*Exercise directions*:
The answer must consist of every line below containing "selected".

(Source data)
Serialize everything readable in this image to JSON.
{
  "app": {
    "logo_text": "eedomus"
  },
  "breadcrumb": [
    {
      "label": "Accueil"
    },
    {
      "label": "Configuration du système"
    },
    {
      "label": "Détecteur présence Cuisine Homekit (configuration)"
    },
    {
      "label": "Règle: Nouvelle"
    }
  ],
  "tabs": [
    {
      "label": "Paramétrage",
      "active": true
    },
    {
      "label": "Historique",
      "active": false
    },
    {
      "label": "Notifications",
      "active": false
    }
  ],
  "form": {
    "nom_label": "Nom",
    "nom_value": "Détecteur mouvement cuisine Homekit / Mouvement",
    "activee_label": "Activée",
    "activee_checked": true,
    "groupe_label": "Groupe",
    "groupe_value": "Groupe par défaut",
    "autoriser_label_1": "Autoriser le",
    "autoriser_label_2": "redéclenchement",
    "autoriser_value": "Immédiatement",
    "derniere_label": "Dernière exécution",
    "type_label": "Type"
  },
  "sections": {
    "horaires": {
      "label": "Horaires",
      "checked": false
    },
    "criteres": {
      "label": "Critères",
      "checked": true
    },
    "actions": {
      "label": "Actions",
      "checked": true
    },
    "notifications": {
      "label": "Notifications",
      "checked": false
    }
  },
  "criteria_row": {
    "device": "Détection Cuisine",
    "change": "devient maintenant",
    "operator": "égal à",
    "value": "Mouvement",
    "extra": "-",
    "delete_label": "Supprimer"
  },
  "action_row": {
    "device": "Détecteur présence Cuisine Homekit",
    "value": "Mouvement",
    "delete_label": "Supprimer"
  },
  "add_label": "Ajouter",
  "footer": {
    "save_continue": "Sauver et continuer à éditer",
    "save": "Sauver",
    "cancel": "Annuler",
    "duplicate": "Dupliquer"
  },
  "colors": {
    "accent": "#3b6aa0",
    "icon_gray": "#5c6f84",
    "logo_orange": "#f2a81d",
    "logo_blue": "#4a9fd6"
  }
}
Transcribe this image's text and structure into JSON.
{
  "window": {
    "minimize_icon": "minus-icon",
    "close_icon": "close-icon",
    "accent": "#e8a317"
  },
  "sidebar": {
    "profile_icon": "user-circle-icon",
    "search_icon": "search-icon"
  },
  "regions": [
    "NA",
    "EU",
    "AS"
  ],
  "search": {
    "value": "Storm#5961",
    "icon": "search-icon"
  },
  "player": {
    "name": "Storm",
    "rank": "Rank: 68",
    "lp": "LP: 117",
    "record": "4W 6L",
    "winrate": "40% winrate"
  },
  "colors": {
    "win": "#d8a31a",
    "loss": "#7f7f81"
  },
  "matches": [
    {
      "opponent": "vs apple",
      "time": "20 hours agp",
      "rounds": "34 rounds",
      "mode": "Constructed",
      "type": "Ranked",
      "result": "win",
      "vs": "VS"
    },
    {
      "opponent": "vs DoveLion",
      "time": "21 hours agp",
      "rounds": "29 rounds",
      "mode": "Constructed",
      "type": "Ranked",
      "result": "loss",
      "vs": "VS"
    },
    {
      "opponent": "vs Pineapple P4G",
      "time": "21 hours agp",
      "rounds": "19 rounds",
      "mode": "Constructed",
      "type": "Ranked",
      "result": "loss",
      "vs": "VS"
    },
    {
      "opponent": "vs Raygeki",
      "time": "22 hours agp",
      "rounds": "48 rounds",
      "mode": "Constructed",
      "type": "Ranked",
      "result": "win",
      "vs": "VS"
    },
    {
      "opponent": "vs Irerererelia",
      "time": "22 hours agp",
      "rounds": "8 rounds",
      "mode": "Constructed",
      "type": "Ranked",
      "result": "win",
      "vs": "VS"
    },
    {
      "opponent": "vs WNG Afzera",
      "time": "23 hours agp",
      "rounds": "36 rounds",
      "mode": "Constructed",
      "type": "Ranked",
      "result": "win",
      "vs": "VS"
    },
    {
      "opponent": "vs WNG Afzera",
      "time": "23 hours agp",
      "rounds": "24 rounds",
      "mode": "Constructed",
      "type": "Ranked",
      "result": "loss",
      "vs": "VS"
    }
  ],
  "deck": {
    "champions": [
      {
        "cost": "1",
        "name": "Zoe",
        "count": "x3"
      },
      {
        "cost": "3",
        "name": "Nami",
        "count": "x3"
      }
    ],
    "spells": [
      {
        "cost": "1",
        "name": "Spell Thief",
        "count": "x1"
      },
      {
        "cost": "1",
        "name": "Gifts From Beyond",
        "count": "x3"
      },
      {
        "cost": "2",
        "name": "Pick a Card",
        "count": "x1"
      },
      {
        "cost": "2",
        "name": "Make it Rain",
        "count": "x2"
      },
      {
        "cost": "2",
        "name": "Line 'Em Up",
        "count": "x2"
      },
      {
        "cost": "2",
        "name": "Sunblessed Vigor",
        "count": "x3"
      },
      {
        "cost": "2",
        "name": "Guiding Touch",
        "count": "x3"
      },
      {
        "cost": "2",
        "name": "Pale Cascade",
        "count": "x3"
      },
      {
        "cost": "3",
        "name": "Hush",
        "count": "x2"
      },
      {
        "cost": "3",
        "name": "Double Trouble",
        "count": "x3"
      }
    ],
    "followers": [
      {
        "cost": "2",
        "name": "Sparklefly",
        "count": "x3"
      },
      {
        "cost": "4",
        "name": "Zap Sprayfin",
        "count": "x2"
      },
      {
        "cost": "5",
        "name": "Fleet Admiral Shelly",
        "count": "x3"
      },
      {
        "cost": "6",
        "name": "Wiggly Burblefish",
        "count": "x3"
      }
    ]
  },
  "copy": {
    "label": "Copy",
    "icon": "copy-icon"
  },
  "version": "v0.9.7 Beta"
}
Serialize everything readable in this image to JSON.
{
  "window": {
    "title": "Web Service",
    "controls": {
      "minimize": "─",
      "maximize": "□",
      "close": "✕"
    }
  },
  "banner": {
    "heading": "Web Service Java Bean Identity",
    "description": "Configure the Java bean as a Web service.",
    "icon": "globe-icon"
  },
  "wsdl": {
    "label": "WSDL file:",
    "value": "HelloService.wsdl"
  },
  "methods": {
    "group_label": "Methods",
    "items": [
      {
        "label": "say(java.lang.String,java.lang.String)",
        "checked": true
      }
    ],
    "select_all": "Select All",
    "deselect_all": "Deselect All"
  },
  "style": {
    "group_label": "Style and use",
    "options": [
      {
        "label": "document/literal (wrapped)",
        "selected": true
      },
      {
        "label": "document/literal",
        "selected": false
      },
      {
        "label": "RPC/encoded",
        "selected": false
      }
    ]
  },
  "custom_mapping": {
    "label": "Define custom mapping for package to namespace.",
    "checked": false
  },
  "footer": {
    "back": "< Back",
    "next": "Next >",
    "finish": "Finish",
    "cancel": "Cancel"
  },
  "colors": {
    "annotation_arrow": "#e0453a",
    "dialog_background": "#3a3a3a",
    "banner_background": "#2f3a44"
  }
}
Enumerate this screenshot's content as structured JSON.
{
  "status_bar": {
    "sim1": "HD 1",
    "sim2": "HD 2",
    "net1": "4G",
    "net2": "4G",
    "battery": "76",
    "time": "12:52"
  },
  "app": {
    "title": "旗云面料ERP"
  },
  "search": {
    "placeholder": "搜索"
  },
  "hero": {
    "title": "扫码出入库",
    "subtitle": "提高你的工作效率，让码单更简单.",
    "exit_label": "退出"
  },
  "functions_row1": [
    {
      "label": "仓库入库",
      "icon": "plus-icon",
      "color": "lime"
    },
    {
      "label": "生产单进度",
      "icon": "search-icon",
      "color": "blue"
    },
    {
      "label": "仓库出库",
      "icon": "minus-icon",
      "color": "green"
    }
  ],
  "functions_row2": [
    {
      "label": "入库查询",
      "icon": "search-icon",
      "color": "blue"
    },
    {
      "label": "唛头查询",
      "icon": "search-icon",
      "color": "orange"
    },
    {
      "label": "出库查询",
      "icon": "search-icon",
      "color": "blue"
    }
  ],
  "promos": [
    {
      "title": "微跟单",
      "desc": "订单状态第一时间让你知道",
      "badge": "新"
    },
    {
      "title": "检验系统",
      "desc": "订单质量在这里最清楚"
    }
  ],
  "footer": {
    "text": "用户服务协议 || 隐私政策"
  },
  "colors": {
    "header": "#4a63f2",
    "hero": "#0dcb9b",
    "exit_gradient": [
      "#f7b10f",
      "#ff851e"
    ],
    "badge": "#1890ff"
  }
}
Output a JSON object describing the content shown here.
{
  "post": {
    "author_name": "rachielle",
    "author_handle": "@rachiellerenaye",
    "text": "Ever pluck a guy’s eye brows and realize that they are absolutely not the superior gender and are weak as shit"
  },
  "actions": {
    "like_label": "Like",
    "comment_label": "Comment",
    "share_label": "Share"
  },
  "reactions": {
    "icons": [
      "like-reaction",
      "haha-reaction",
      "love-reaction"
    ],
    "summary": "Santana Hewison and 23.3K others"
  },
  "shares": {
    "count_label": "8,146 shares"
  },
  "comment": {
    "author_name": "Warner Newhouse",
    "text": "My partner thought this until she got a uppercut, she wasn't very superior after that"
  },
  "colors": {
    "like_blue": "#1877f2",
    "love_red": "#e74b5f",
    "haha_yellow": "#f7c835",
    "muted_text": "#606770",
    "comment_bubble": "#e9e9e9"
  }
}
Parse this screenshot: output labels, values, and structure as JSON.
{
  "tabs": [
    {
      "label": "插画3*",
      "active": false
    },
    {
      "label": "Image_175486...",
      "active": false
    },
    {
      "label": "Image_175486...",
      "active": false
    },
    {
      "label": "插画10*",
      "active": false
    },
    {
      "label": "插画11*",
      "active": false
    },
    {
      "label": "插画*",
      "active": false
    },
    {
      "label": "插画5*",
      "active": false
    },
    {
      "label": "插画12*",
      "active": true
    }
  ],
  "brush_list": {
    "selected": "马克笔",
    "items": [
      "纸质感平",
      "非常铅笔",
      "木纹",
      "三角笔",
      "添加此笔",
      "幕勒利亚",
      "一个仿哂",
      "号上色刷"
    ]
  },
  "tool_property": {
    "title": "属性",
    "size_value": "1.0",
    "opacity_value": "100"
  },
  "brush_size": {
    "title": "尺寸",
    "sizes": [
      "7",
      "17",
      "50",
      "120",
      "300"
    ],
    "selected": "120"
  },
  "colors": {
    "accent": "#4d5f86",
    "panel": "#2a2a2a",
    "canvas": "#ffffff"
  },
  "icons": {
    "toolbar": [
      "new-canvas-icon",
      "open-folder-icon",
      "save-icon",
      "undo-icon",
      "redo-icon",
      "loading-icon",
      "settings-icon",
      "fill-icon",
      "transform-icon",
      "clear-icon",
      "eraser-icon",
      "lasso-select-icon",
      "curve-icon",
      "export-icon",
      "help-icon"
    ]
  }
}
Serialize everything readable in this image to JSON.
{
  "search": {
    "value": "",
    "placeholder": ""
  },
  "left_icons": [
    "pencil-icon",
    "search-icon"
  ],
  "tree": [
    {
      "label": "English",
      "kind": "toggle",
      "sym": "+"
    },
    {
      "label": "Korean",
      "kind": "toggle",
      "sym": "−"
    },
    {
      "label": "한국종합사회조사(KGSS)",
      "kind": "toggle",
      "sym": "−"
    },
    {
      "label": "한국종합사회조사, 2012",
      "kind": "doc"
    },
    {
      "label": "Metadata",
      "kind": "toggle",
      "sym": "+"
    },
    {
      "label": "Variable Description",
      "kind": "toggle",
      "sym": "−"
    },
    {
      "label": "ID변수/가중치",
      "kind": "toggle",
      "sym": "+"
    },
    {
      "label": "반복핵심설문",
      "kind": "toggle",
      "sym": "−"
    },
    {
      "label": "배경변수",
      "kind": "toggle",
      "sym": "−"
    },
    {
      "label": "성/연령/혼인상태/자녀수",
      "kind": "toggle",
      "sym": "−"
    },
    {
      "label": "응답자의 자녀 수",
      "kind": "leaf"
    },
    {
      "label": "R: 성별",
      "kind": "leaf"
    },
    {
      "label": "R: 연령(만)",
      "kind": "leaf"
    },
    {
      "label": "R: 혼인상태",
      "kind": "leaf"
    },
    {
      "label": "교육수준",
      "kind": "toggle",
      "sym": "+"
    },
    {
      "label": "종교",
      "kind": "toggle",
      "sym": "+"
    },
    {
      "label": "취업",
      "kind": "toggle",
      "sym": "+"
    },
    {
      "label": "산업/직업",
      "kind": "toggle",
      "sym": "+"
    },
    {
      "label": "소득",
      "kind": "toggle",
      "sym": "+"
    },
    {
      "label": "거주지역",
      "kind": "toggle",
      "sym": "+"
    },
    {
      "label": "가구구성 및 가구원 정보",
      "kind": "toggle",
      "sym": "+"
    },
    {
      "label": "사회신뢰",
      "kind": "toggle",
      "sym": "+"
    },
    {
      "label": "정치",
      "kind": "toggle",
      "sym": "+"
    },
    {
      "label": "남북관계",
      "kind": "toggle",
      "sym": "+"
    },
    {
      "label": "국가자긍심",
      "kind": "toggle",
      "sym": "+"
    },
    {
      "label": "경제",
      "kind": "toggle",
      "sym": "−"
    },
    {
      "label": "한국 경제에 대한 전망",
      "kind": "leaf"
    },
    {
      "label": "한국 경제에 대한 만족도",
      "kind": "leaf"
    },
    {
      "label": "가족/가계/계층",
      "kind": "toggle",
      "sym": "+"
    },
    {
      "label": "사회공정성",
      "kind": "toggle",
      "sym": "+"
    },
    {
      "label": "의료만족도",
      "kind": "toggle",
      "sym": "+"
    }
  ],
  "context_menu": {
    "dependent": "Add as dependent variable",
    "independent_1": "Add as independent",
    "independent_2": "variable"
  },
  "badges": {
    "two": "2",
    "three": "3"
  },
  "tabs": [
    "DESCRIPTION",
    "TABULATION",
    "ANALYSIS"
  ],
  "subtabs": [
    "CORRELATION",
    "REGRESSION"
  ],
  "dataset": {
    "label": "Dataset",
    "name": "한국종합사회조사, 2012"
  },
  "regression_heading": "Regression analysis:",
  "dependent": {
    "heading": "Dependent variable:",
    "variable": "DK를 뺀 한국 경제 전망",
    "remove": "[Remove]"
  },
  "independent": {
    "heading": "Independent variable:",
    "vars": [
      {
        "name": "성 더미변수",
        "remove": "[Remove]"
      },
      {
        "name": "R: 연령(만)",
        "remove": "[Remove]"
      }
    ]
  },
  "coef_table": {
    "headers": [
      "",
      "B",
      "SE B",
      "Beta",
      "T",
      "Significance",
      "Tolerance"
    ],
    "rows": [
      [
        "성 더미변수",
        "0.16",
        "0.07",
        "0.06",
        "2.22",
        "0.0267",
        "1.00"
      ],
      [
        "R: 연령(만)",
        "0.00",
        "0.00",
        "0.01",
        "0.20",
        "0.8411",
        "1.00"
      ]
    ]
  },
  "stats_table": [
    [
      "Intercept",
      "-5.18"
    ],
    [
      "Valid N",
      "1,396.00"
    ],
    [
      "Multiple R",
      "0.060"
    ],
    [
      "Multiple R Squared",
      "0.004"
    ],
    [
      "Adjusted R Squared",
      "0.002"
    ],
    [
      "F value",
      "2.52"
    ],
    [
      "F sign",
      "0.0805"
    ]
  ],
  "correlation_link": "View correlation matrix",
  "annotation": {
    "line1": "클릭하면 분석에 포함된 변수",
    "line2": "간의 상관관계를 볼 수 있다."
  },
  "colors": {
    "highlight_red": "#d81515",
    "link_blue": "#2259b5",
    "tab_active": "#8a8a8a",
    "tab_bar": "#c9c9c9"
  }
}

*Reply*:
        "selected": true
        "selected": false
        "selected": false
    "selected": "马克笔",
    "selected": "120"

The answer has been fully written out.